* [ACTIVITY]
Nothing but a verbatim copy of the data, minus the images, should be returned.

* [Saved data entries]
=== Section Start ===

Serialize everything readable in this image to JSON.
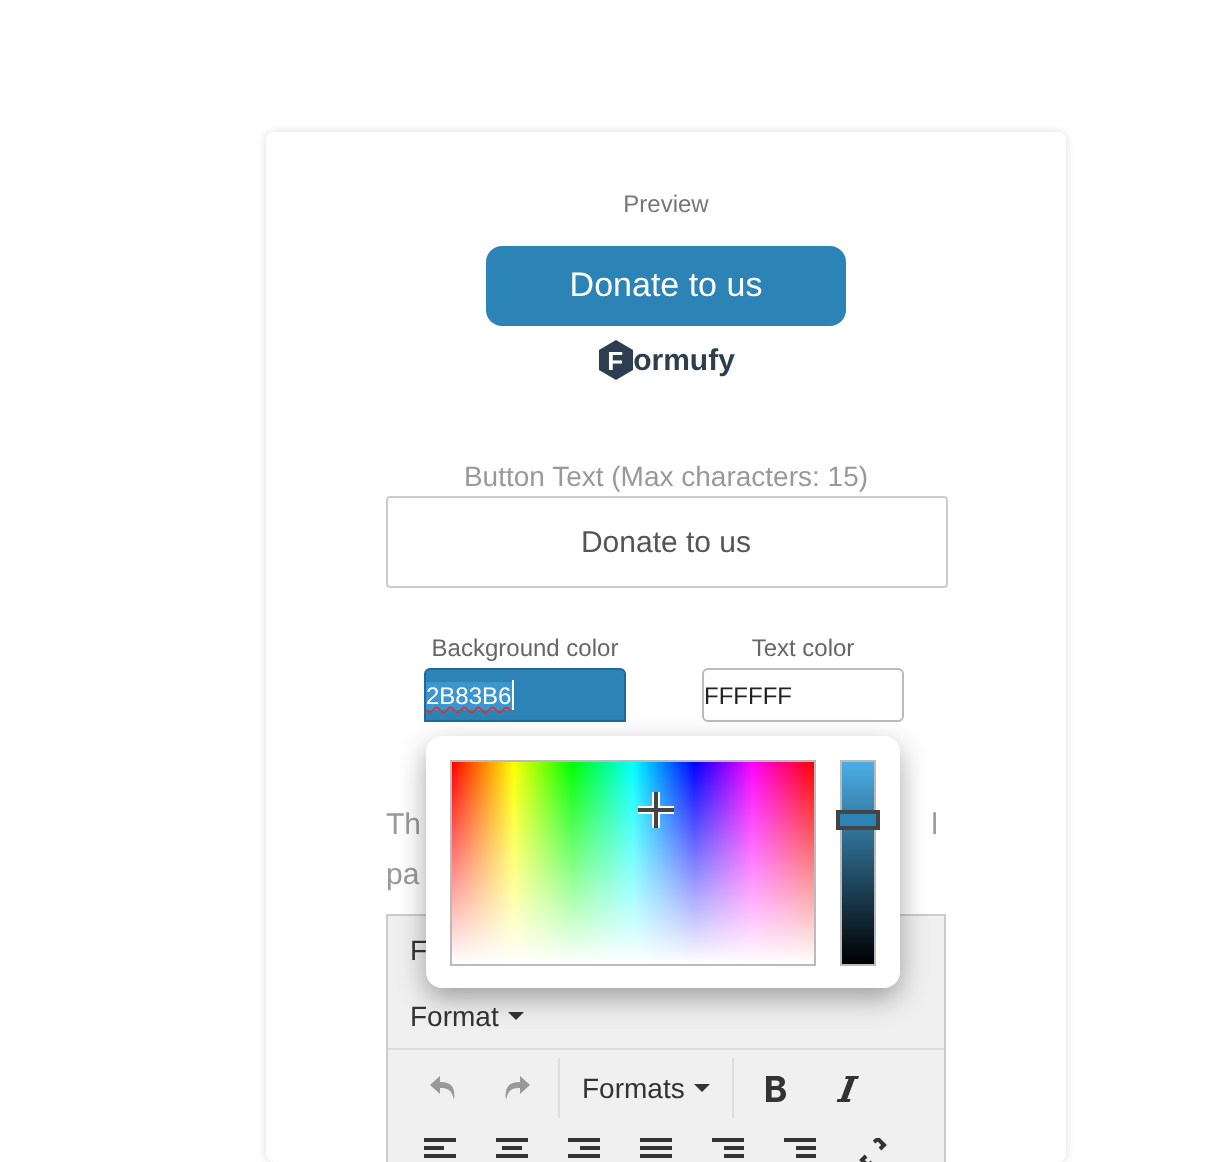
{
  "preview": {
    "label": "Preview",
    "button_text": "Donate to us",
    "brand": {
      "initial": "F",
      "rest": "ormufy"
    }
  },
  "button_text_field": {
    "label": "Button Text (Max characters: 15)",
    "value": "Donate to us"
  },
  "colors": [
    {
      "label": "Background color",
      "value": "2B83B6",
      "text_selected": true,
      "picker_open": true,
      "level": 0.71
    },
    {
      "label": "Text color",
      "value": "FFFFFF",
      "text_selected": false,
      "picker_open": false
    }
  ],
  "description": {
    "line_1_start": "Th",
    "line_1_end": "l",
    "line_2_start": "pa"
  },
  "editor": {
    "menu_start": "F",
    "format_menu": "Format",
    "formats_dropdown": "Formats",
    "undo_disabled": true,
    "redo_disabled": true
  }
}
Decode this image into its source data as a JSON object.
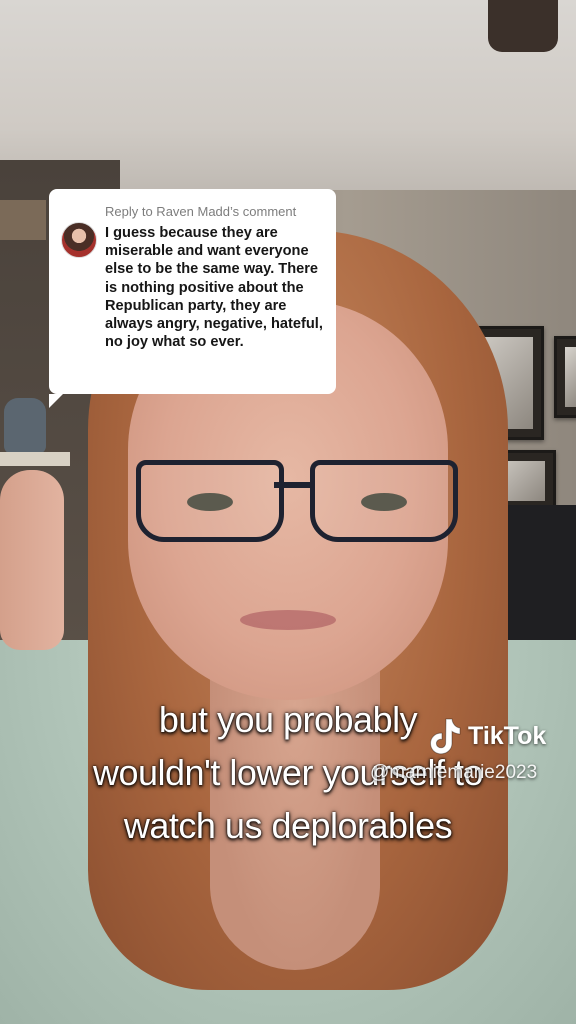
{
  "comment_reply": {
    "header": "Reply to Raven Madd’s comment",
    "text": "I guess because they are miserable and want everyone else to be the same way. There is nothing positive about the Republican party, they are always angry, negative, hateful, no joy what so ever."
  },
  "caption": {
    "lines": [
      "but you probably",
      "wouldn't lower yourself to",
      "watch us deplorables"
    ]
  },
  "watermark": {
    "brand": "TikTok",
    "username": "@marniemarie2023",
    "logo_icon": "tiktok-logo-icon"
  },
  "colors": {
    "bubble_bg": "#ffffff",
    "caption_text": "#ffffff",
    "header_text": "#7d7d7d"
  }
}
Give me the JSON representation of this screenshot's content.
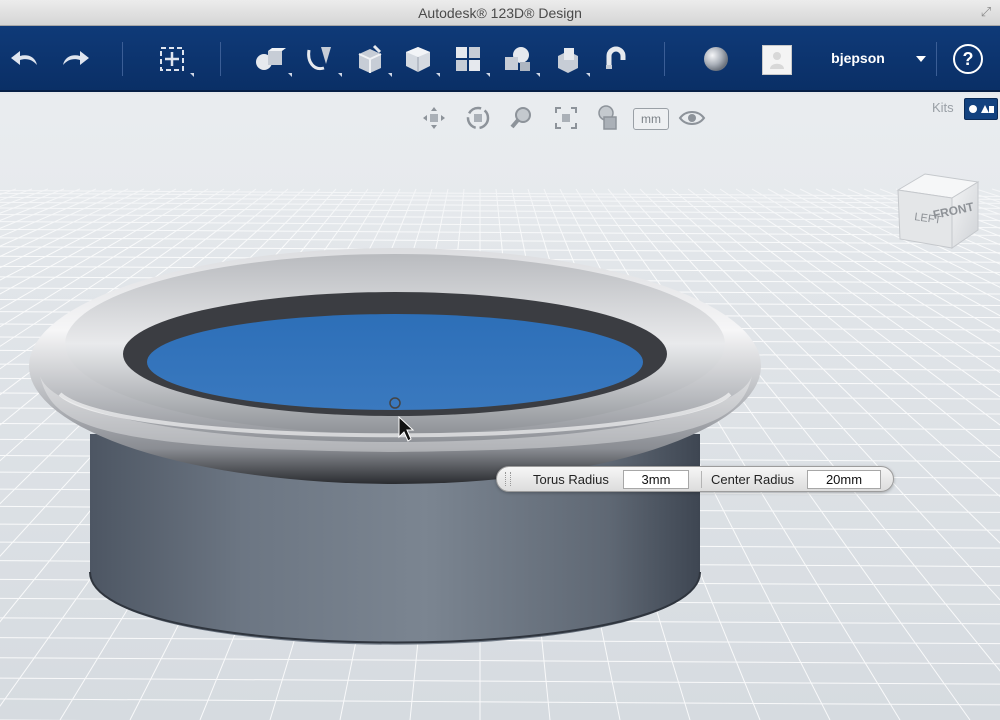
{
  "window": {
    "title": "Autodesk® 123D® Design"
  },
  "toolbar": {
    "undo_icon": "undo-arrow-icon",
    "redo_icon": "redo-arrow-icon",
    "transform_icon": "transform-move-icon",
    "primitives_icon": "primitives-icon",
    "sketch_icon": "sketch-icon",
    "construct_icon": "construct-icon",
    "modify_icon": "modify-icon",
    "pattern_icon": "pattern-icon",
    "grouping_icon": "grouping-icon",
    "combine_icon": "combine-icon",
    "snap_icon": "snap-magnet-icon",
    "material_icon": "material-sphere-icon",
    "username": "bjepson",
    "help_label": "?"
  },
  "view_tools": {
    "mm_label": "mm",
    "kits_label": "Kits"
  },
  "viewcube": {
    "left_label": "LEFT",
    "front_label": "FRONT"
  },
  "params": {
    "torus_radius_label": "Torus Radius",
    "torus_radius_value": "3mm",
    "center_radius_label": "Center Radius",
    "center_radius_value": "20mm"
  },
  "colors": {
    "toolbar_blue": "#0f3a78",
    "cylinder_blue": "#2d6fb8",
    "torus_gray": "#c8c9cc",
    "body_gray": "#6e7784"
  }
}
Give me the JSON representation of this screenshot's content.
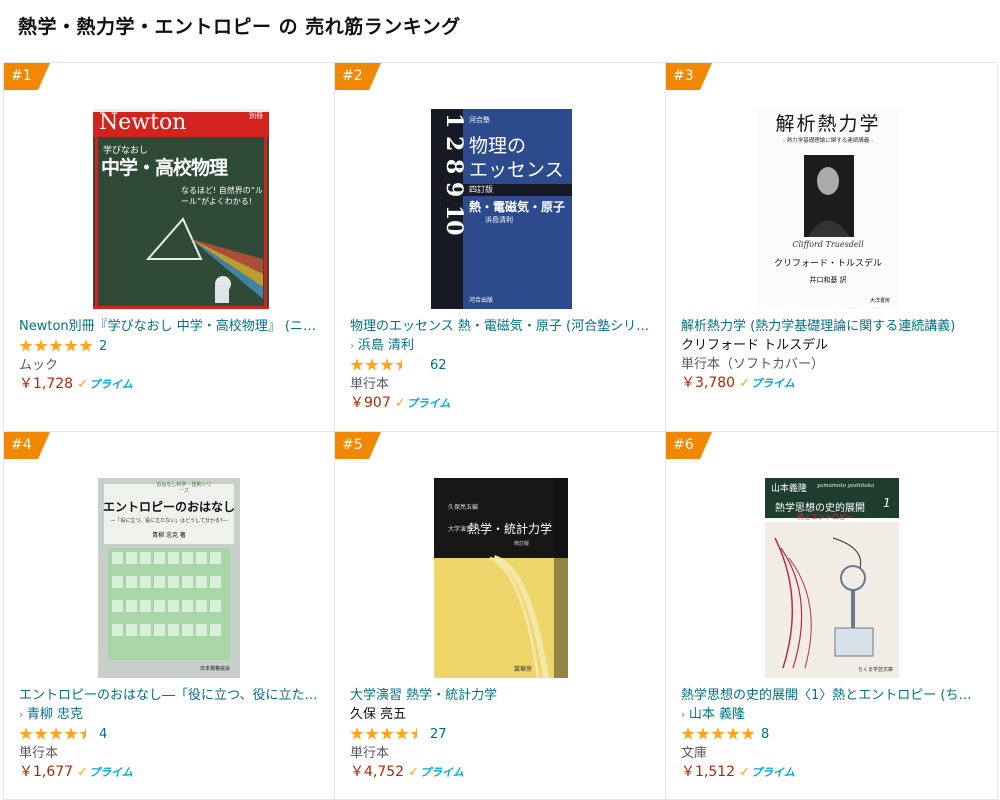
{
  "page_title": "熱学・熱力学・エントロピー の 売れ筋ランキング",
  "items": [
    {
      "rank": "#1",
      "title": "Newton別冊『学びなおし 中学・高校物理』 (ニュ…",
      "author": "",
      "rating": 5,
      "rating_count": "2",
      "format": "ムック",
      "price": "￥1,728",
      "prime": "プライム",
      "cover": {
        "brand": "Newton",
        "tag": "別冊",
        "headline1": "学びなおし",
        "headline2": "中学・高校物理",
        "sub": "なるほど! 自然界の“ルール”がよくわかる!"
      }
    },
    {
      "rank": "#2",
      "title": "物理のエッセンス 熱・電磁気・原子 (河合塾シリ…",
      "author": "浜島 清利",
      "rating": 3.5,
      "rating_count": "62",
      "format": "単行本",
      "price": "￥907",
      "prime": "プライム",
      "cover": {
        "series": "河合塾",
        "heading1": "物理の",
        "heading2": "エッセンス",
        "edition": "四訂版",
        "subtitle": "熱・電磁気・原子",
        "author": "浜島清利",
        "publisher": "河合出版",
        "numbers": "1 2 8 9 10"
      }
    },
    {
      "rank": "#3",
      "title": "解析熱力学 (熱力学基礎理論に関する連続講義)",
      "author": "クリフォード トルスデル",
      "rating": 0,
      "rating_count": "",
      "format": "単行本（ソフトカバー）",
      "price": "￥3,780",
      "prime": "プライム",
      "cover": {
        "title": "解析熱力学",
        "subtitle": "- 熱力学基礎理論に関する連続講義 -",
        "signature": "Clifford Truesdell",
        "author": "クリフォード・トルスデル",
        "translator": "井口和基 訳",
        "publisher": "大洋書房"
      }
    },
    {
      "rank": "#4",
      "title": "エントロピーのおはなし―「役に立つ、役に立た…",
      "author": "青柳 忠克",
      "rating": 4.5,
      "rating_count": "4",
      "format": "単行本",
      "price": "￥1,677",
      "prime": "プライム",
      "cover": {
        "series": "おはなし科学・技術シリーズ",
        "title": "エントロピーのおはなし",
        "sub": "—「役に立つ、役に立たない」はどうして分かる?—",
        "author": "青柳 忠克 著",
        "publisher": "日本規格協会"
      }
    },
    {
      "rank": "#5",
      "title": "大学演習 熱学・統計力学",
      "author": "久保 亮五",
      "rating": 4.5,
      "rating_count": "27",
      "format": "単行本",
      "price": "￥4,752",
      "prime": "プライム",
      "cover": {
        "editor": "久保亮五編",
        "series": "大学演習",
        "title": "熱学・統計力学",
        "edition": "修訂版",
        "publisher": "裳華房"
      }
    },
    {
      "rank": "#6",
      "title": "熱学思想の史的展開〈1〉熱とエントロピー (ち…",
      "author": "山本 義隆",
      "rating": 5,
      "rating_count": "8",
      "format": "文庫",
      "price": "￥1,512",
      "prime": "プライム",
      "cover": {
        "author": "山本義隆",
        "author_en": "yamamoto yoshitaka",
        "title": "熱学思想の史的展開",
        "volume": "1",
        "sub": "熱とエントロピー",
        "publisher": "ちくま学芸文庫"
      }
    }
  ]
}
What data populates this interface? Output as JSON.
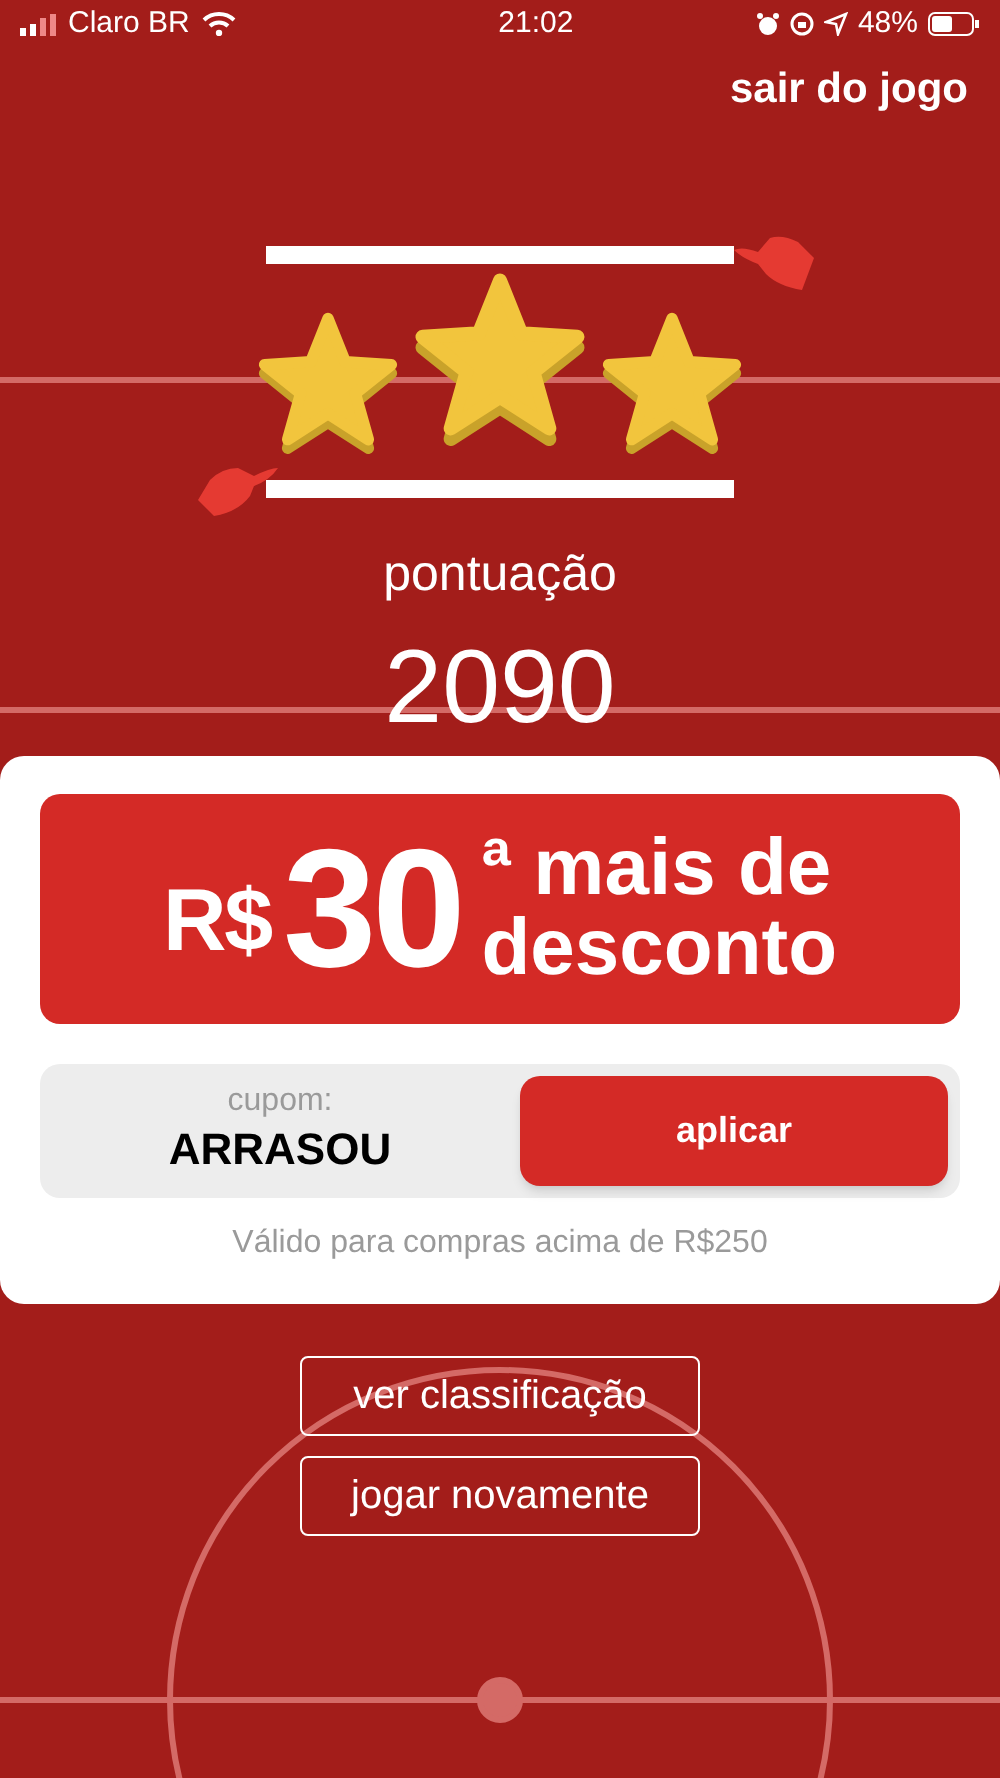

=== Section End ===

* [ANSWER FOR THIS EXERCISE]
Serialize everything readable in this image to JSON.
{
  "preview": {
    "label": "Preview",
    "button_text": "Donate to us",
    "brand": {
      "initial": "F",
      "rest": "ormufy"
    }
  },
  "button_text_field": {
    "label": "Button Text (Max characters: 15)",
    "value": "Donate to us"
  },
  "colors": [
    {
      "label": "Background color",
      "value": "2B83B6",
      "text_selected": true,
      "picker_open": true,
      "level": 0.71
    },
    {
      "label": "Text color",
      "value": "FFFFFF",
      "text_selected": false,
      "picker_open": false
    }
  ],
  "description": {
    "line_1_start": "Th",
    "line_1_end": "l",
    "line_2_start": "pa"
  },
  "editor": {
    "menu_start": "F",
    "format_menu": "Format",
    "formats_dropdown": "Formats",
    "undo_disabled": true,
    "redo_disabled": true
  }
}
Decode this image into its source data as a JSON object.
{
  "comment_reply": {
    "header": "Reply to Raven Madd’s comment",
    "text": "I guess because they are miserable and want everyone else to be the same way. There is nothing positive about the Republican party, they are always angry, negative, hateful, no joy what so ever."
  },
  "caption": {
    "lines": [
      "but you probably",
      "wouldn't lower yourself to",
      "watch us deplorables"
    ]
  },
  "watermark": {
    "brand": "TikTok",
    "username": "@marniemarie2023",
    "logo_icon": "tiktok-logo-icon"
  },
  "colors": {
    "bubble_bg": "#ffffff",
    "caption_text": "#ffffff",
    "header_text": "#7d7d7d"
  }
}
Give me the JSON representation of this screenshot's content.
{
  "window": {
    "title": "Autodesk® 123D® Design"
  },
  "toolbar": {
    "undo_icon": "undo-arrow-icon",
    "redo_icon": "redo-arrow-icon",
    "transform_icon": "transform-move-icon",
    "primitives_icon": "primitives-icon",
    "sketch_icon": "sketch-icon",
    "construct_icon": "construct-icon",
    "modify_icon": "modify-icon",
    "pattern_icon": "pattern-icon",
    "grouping_icon": "grouping-icon",
    "combine_icon": "combine-icon",
    "snap_icon": "snap-magnet-icon",
    "material_icon": "material-sphere-icon",
    "username": "bjepson",
    "help_label": "?"
  },
  "view_tools": {
    "mm_label": "mm",
    "kits_label": "Kits"
  },
  "viewcube": {
    "left_label": "LEFT",
    "front_label": "FRONT"
  },
  "params": {
    "torus_radius_label": "Torus Radius",
    "torus_radius_value": "3mm",
    "center_radius_label": "Center Radius",
    "center_radius_value": "20mm"
  },
  "colors": {
    "toolbar_blue": "#0f3a78",
    "cylinder_blue": "#2d6fb8",
    "torus_gray": "#c8c9cc",
    "body_gray": "#6e7784"
  }
}
Give me the JSON representation of this screenshot's content.
{
  "page_title": "熱学・熱力学・エントロピー の 売れ筋ランキング",
  "items": [
    {
      "rank": "#1",
      "title": "Newton別冊『学びなおし 中学・高校物理』 (ニュ…",
      "author": "",
      "rating": 5,
      "rating_count": "2",
      "format": "ムック",
      "price": "￥1,728",
      "prime": "プライム",
      "cover": {
        "brand": "Newton",
        "tag": "別冊",
        "headline1": "学びなおし",
        "headline2": "中学・高校物理",
        "sub": "なるほど! 自然界の“ルール”がよくわかる!"
      }
    },
    {
      "rank": "#2",
      "title": "物理のエッセンス 熱・電磁気・原子 (河合塾シリ…",
      "author": "浜島 清利",
      "rating": 3.5,
      "rating_count": "62",
      "format": "単行本",
      "price": "￥907",
      "prime": "プライム",
      "cover": {
        "series": "河合塾",
        "heading1": "物理の",
        "heading2": "エッセンス",
        "edition": "四訂版",
        "subtitle": "熱・電磁気・原子",
        "author": "浜島清利",
        "publisher": "河合出版",
        "numbers": "1 2 8 9 10"
      }
    },
    {
      "rank": "#3",
      "title": "解析熱力学 (熱力学基礎理論に関する連続講義)",
      "author": "クリフォード トルスデル",
      "rating": 0,
      "rating_count": "",
      "format": "単行本（ソフトカバー）",
      "price": "￥3,780",
      "prime": "プライム",
      "cover": {
        "title": "解析熱力学",
        "subtitle": "- 熱力学基礎理論に関する連続講義 -",
        "signature": "Clifford Truesdell",
        "author": "クリフォード・トルスデル",
        "translator": "井口和基 訳",
        "publisher": "大洋書房"
      }
    },
    {
      "rank": "#4",
      "title": "エントロピーのおはなし―「役に立つ、役に立た…",
      "author": "青柳 忠克",
      "rating": 4.5,
      "rating_count": "4",
      "format": "単行本",
      "price": "￥1,677",
      "prime": "プライム",
      "cover": {
        "series": "おはなし科学・技術シリーズ",
        "title": "エントロピーのおはなし",
        "sub": "—「役に立つ、役に立たない」はどうして分かる?—",
        "author": "青柳 忠克 著",
        "publisher": "日本規格協会"
      }
    },
    {
      "rank": "#5",
      "title": "大学演習 熱学・統計力学",
      "author": "久保 亮五",
      "rating": 4.5,
      "rating_count": "27",
      "format": "単行本",
      "price": "￥4,752",
      "prime": "プライム",
      "cover": {
        "editor": "久保亮五編",
        "series": "大学演習",
        "title": "熱学・統計力学",
        "edition": "修訂版",
        "publisher": "裳華房"
      }
    },
    {
      "rank": "#6",
      "title": "熱学思想の史的展開〈1〉熱とエントロピー (ち…",
      "author": "山本 義隆",
      "rating": 5,
      "rating_count": "8",
      "format": "文庫",
      "price": "￥1,512",
      "prime": "プライム",
      "cover": {
        "author": "山本義隆",
        "author_en": "yamamoto yoshitaka",
        "title": "熱学思想の史的展開",
        "volume": "1",
        "sub": "熱とエントロピー",
        "publisher": "ちくま学芸文庫"
      }
    }
  ]
}
What data populates this interface? Output as JSON.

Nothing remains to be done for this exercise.